If you’ve heard any term in business over the last five years, it’s probably ‘big data’. From obscurity to ubiquity, powerful companies with deep coffers have flooded the digital airwaves with the term. Complex intelligence platforms are touted with the ability to analyze heaps of data and turn it into action. We get it already.
However, if you have ever used one of these tools, it can be a little overwhelming. Big data seems more like a big task.
Fortunately, there are ways to demystify big data and make it more understandable. More actionable. For busy managers, learning and using data systems isn’t ideal. Insert data visualization. Visualization computes data sets and presents them in clear and concise ways.
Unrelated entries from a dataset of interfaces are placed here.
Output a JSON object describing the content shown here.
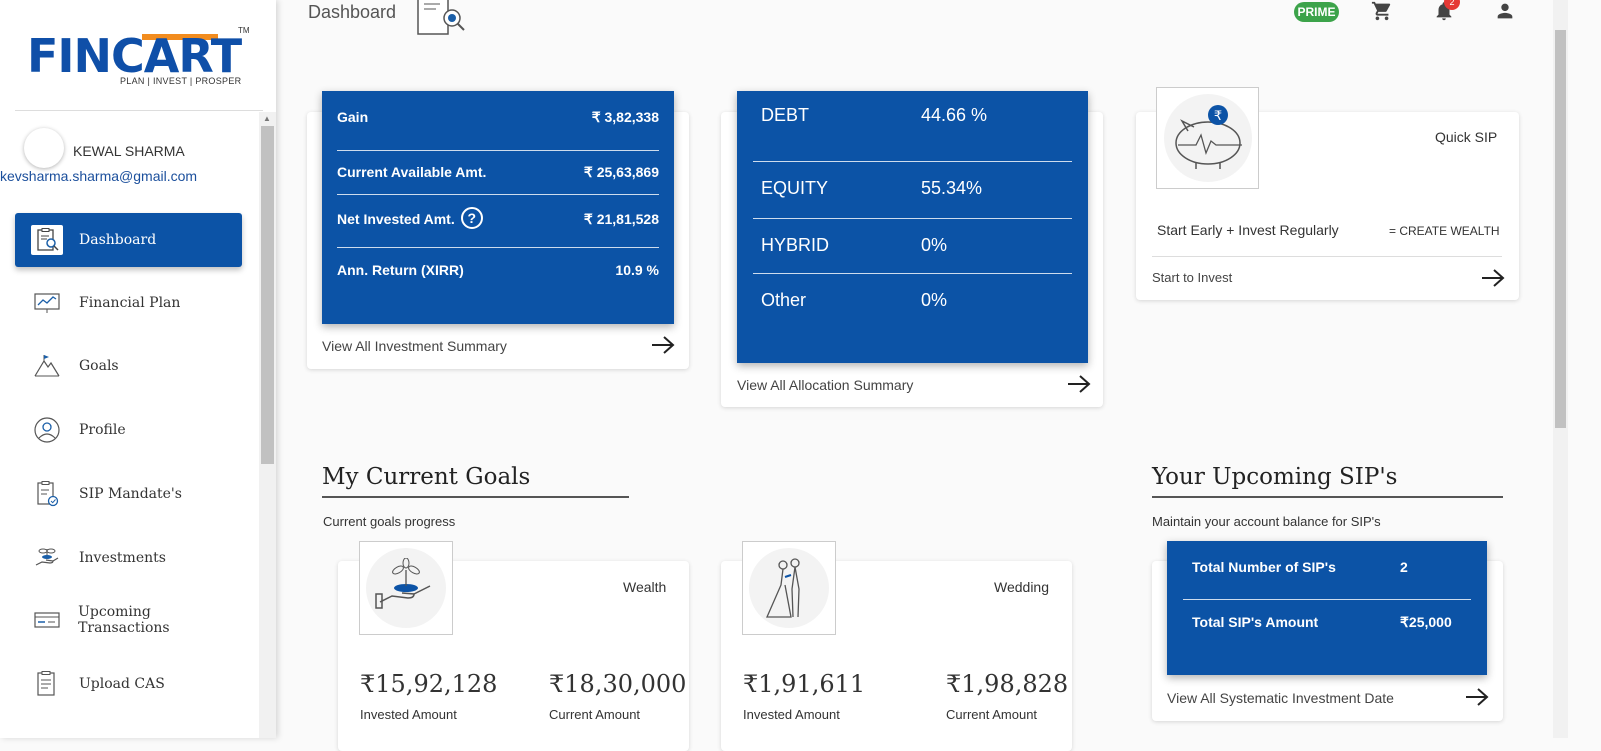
{
  "app": {
    "logo_text": "FINCART",
    "logo_tm": "TM",
    "logo_tagline": "PLAN | INVEST | PROSPER"
  },
  "user": {
    "name": "KEWAL SHARMA",
    "email": "kevsharma.sharma@gmail.com"
  },
  "sidebar": {
    "items": [
      {
        "label": "Dashboard",
        "icon": "dashboard-icon",
        "active": true
      },
      {
        "label": "Financial Plan",
        "icon": "financial-plan-icon"
      },
      {
        "label": "Goals",
        "icon": "goals-icon"
      },
      {
        "label": "Profile",
        "icon": "profile-icon"
      },
      {
        "label": "SIP Mandate's",
        "icon": "sip-mandate-icon"
      },
      {
        "label": "Investments",
        "icon": "investments-icon"
      },
      {
        "label": "Upcoming Transactions",
        "icon": "upcoming-transactions-icon"
      },
      {
        "label": "Upload CAS",
        "icon": "upload-cas-icon"
      }
    ]
  },
  "header": {
    "title": "Dashboard",
    "prime_badge": "PRIME",
    "notification_count": "2",
    "icons": [
      "cart-icon",
      "bell-icon",
      "account-icon"
    ]
  },
  "investment_summary": {
    "rows": [
      {
        "label": "Gain",
        "value": "₹ 3,82,338"
      },
      {
        "label": "Current Available Amt.",
        "value": "₹ 25,63,869"
      },
      {
        "label": "Net Invested Amt.",
        "value": "₹ 21,81,528"
      },
      {
        "label": "Ann. Return (XIRR)",
        "value": "10.9 %"
      }
    ],
    "link": "View All Investment Summary"
  },
  "allocation_summary": {
    "rows": [
      {
        "label": "DEBT",
        "value": "44.66 %"
      },
      {
        "label": "EQUITY",
        "value": "55.34%"
      },
      {
        "label": "HYBRID",
        "value": "0%"
      },
      {
        "label": "Other",
        "value": "0%"
      }
    ],
    "link": "View All Allocation Summary"
  },
  "quick_sip": {
    "title": "Quick SIP",
    "tagline": "Start Early + Invest Regularly",
    "tagline_right": "= CREATE WEALTH",
    "link": "Start to Invest"
  },
  "goals": {
    "heading": "My Current Goals",
    "subheading": "Current goals progress",
    "items": [
      {
        "name": "Wealth",
        "invested": "₹15,92,128",
        "current": "₹18,30,000",
        "invested_label": "Invested Amount",
        "current_label": "Current Amount"
      },
      {
        "name": "Wedding",
        "invested": "₹1,91,611",
        "current": "₹1,98,828",
        "invested_label": "Invested Amount",
        "current_label": "Current Amount"
      }
    ]
  },
  "upcoming_sip": {
    "heading": "Your Upcoming SIP's",
    "subheading": "Maintain your account balance for SIP's",
    "rows": [
      {
        "label": "Total Number of SIP's",
        "value": "2"
      },
      {
        "label": "Total SIP's Amount",
        "value": "₹25,000"
      }
    ],
    "link": "View All Systematic Investment Date"
  },
  "colors": {
    "primary": "#0c53a6",
    "accent": "#f28c1e",
    "prime": "#3ca34a",
    "badge": "#e53935"
  }
}
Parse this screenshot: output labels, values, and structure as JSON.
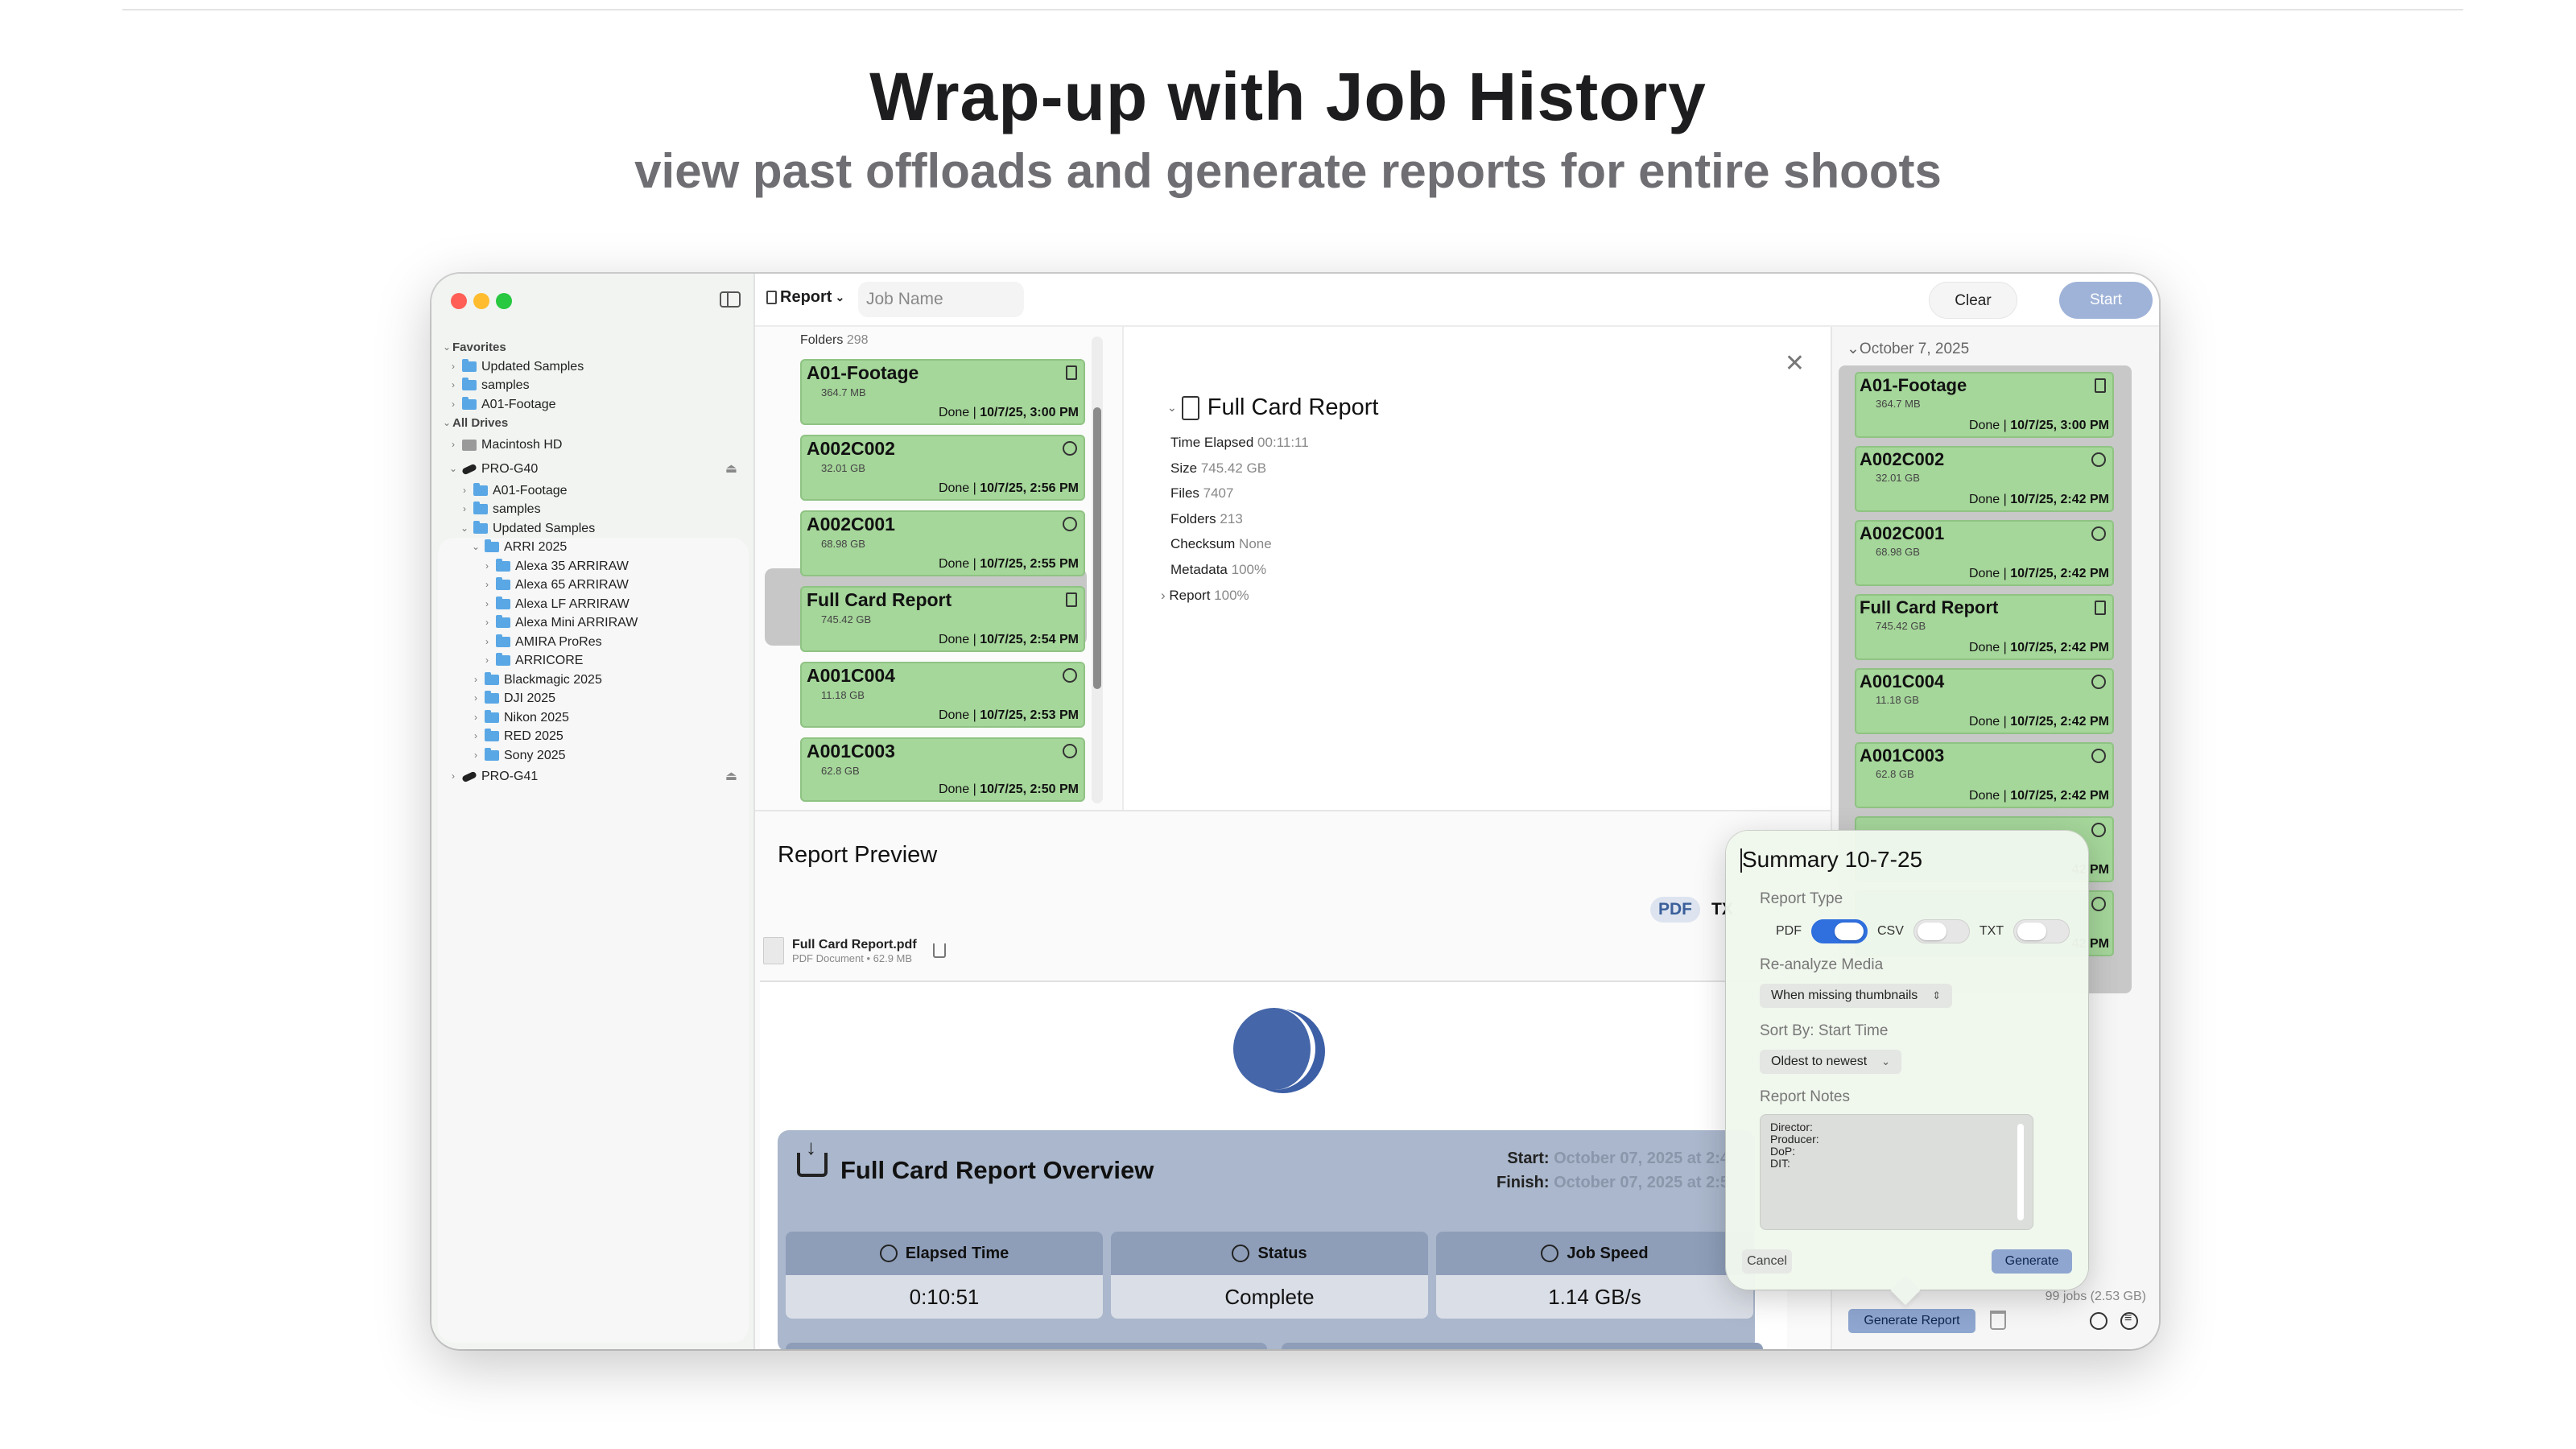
{
  "hero": {
    "title": "Wrap-up with Job History",
    "subtitle": "view past offloads and generate reports for entire shoots"
  },
  "toolbar": {
    "report_menu": "Report",
    "job_name_placeholder": "Job Name",
    "clear_label": "Clear",
    "start_label": "Start"
  },
  "sidebar": {
    "favorites_header": "Favorites",
    "favorites": [
      "Updated Samples",
      "samples",
      "A01-Footage"
    ],
    "all_drives_header": "All Drives",
    "drives": {
      "macintosh": "Macintosh HD",
      "pro_g40": "PRO-G40",
      "pro_g40_children": [
        "A01-Footage",
        "samples",
        "Updated Samples"
      ],
      "arri": "ARRI 2025",
      "arri_children": [
        "Alexa 35 ARRIRAW",
        "Alexa 65 ARRIRAW",
        "Alexa LF ARRIRAW",
        "Alexa Mini ARRIRAW",
        "AMIRA ProRes",
        "ARRICORE"
      ],
      "brands": [
        "Blackmagic 2025",
        "DJI 2025",
        "Nikon 2025",
        "RED 2025",
        "Sony 2025"
      ],
      "pro_g41": "PRO-G41"
    }
  },
  "jobs": {
    "folders_label": "Folders",
    "folders_count": "298",
    "items": [
      {
        "name": "A01-Footage",
        "size": "364.7 MB",
        "status": "Done",
        "time": "10/7/25, 3:00 PM",
        "icon": "document-icon"
      },
      {
        "name": "A002C002",
        "size": "32.01 GB",
        "status": "Done",
        "time": "10/7/25, 2:56 PM",
        "icon": "ring-icon"
      },
      {
        "name": "A002C001",
        "size": "68.98 GB",
        "status": "Done",
        "time": "10/7/25, 2:55 PM",
        "icon": "ring-icon"
      },
      {
        "name": "Full Card Report",
        "size": "745.42 GB",
        "status": "Done",
        "time": "10/7/25, 2:54 PM",
        "icon": "document-icon"
      },
      {
        "name": "A001C004",
        "size": "11.18 GB",
        "status": "Done",
        "time": "10/7/25, 2:53 PM",
        "icon": "ring-icon"
      },
      {
        "name": "A001C003",
        "size": "62.8 GB",
        "status": "Done",
        "time": "10/7/25, 2:50 PM",
        "icon": "ring-icon"
      }
    ]
  },
  "detail": {
    "title": "Full Card Report",
    "rows": [
      {
        "label": "Time Elapsed",
        "value": "00:11:11"
      },
      {
        "label": "Size",
        "value": "745.42 GB"
      },
      {
        "label": "Files",
        "value": "7407"
      },
      {
        "label": "Folders",
        "value": "213"
      },
      {
        "label": "Checksum",
        "value": "None"
      },
      {
        "label": "Metadata",
        "value": "100%"
      },
      {
        "label": "Report",
        "value": "100%"
      }
    ]
  },
  "preview": {
    "title": "Report Preview",
    "format_pdf": "PDF",
    "format_txt": "TX",
    "file_name": "Full Card Report.pdf",
    "file_meta": "PDF Document • 62.9 MB",
    "overview_title": "Full Card Report Overview",
    "start_label": "Start:",
    "start_value": "October 07, 2025 at 2:4",
    "finish_label": "Finish:",
    "finish_value": "October 07, 2025 at 2:5",
    "stats": [
      {
        "label": "Elapsed Time",
        "value": "0:10:51",
        "icon": "stopwatch-icon"
      },
      {
        "label": "Status",
        "value": "Complete",
        "icon": "checkmark-circle-icon"
      },
      {
        "label": "Job Speed",
        "value": "1.14 GB/s",
        "icon": "speedometer-icon"
      }
    ]
  },
  "history": {
    "date_header": "October 7, 2025",
    "items": [
      {
        "name": "A01-Footage",
        "size": "364.7 MB",
        "status": "Done",
        "time": "10/7/25, 3:00 PM",
        "icon": "document-icon"
      },
      {
        "name": "A002C002",
        "size": "32.01 GB",
        "status": "Done",
        "time": "10/7/25, 2:42 PM",
        "icon": "ring-icon"
      },
      {
        "name": "A002C001",
        "size": "68.98 GB",
        "status": "Done",
        "time": "10/7/25, 2:42 PM",
        "icon": "ring-icon"
      },
      {
        "name": "Full Card Report",
        "size": "745.42 GB",
        "status": "Done",
        "time": "10/7/25, 2:42 PM",
        "icon": "document-icon"
      },
      {
        "name": "A001C004",
        "size": "11.18 GB",
        "status": "Done",
        "time": "10/7/25, 2:42 PM",
        "icon": "ring-icon"
      },
      {
        "name": "A001C003",
        "size": "62.8 GB",
        "status": "Done",
        "time": "10/7/25, 2:42 PM",
        "icon": "ring-icon"
      }
    ],
    "partial_times": [
      "42 PM",
      "42 PM"
    ],
    "jobs_count": "99 jobs (2.53 GB)",
    "generate_report_label": "Generate Report"
  },
  "popover": {
    "summary_title": "Summary 10-7-25",
    "report_type_label": "Report Type",
    "pdf_label": "PDF",
    "pdf_on": true,
    "csv_label": "CSV",
    "csv_on": false,
    "txt_label": "TXT",
    "txt_on": false,
    "reanalyze_label": "Re-analyze Media",
    "reanalyze_value": "When missing thumbnails",
    "sort_label": "Sort By: Start Time",
    "sort_value": "Oldest to newest",
    "notes_label": "Report Notes",
    "notes_value": "Director:\nProducer:\nDoP:\nDIT:",
    "cancel_label": "Cancel",
    "generate_label": "Generate"
  },
  "colors": {
    "job_done_green": "#a5d69a",
    "accent_blue": "#8ea6d0",
    "toggle_on": "#2f6fde",
    "overview_card": "#aab7cc"
  }
}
People are able to quickly look over graphs or pictograms and get a glimpse of performance.
One data visualization technique that is especially useful is the heat map. Heat maps are particularly powerful for one main reason – it’s nice to look at. It’s a new twist on an old adage. A nice picture is worth more than a thousand rows of data. Heat maps take those rows and assign different colors for an immediate visual summary. Most heat maps present the information in four main hues, each with a significant meaning:
- Green : represents a low quantity of an item
- Yellow : represents a moderate quantity
- Orange : represents a significant quantity
- Red : represents a very dense quantity
While the colors may change, the constant is the representation of data-cluster activity. The idea is the more activity, the darker the color.
For example, if you were looking at the population of New York City, there would be a lot of red areas in the heart of the city–and well, pretty much everywhere else. Ok, bad example. But in most cities, you may have a large concentration of people in the downtown area (red) and less people further out (green). It would be very easy to see where people live. For city planners, or even retailers, this could help identify where to place the next library, coffee shop, or outlet mall.
Heat maps are extremely useful for parking enforcement departments. Imagine looking at a spreadsheet full of ticket data. This may consist of how many tickets are written, a zip or beat code, and an officer name. Poring over rows and rows is not only harsh on the eyes, but doesn’t immediately show you a story. No one has time to dig for answers in Excel cells.
With a heat map, all of that data is plotted over your parking environment. The more tickets written in any one area, the greater the “heat” that is applied. Areas where a few tickets are written might register as light green, where streets that are prone to many tickets will populate in red. This gives managers quick insight into how officers are performing in the field and helps identify areas of focus.
From a 50,000 foot view across the city, ticket density can easily show sections of concern or accomplishment. As managers zoom in to the street level, they can begin to identify how even different sides of the street impact ticket issuance. This could help uncover issues such as missing or hidden signage. It could also lead to a re-evaluation of parking rates and times. From one dashboard view, you can also:
- Share insights with team members and employees
- Tell stories from your data
- Identify trends
- Make more data-driven decisions
Because of the versatility of heat maps, parking enforcement departments can better plan and schedule. Managers can use directed enforcement efforts to areas of high activity in order to better accommodate for volume spikes.
The heat map for ticket density is included in Passport’s parking enforcement platform. As officers issue parking tickets, that data is captured in real-time in our back end system and displayed on a map of your city or university campus. Along with other report features, such as GPS tracking for enforcement officers, it is easy to get a full view of your operations.
With troves of data sitting at our fingertips, fully assessing and making sense out of it can be a Herculean task, but doesn’t have to be. To get a better understanding of how your city is performing, start using heat maps to visualize the data in more color.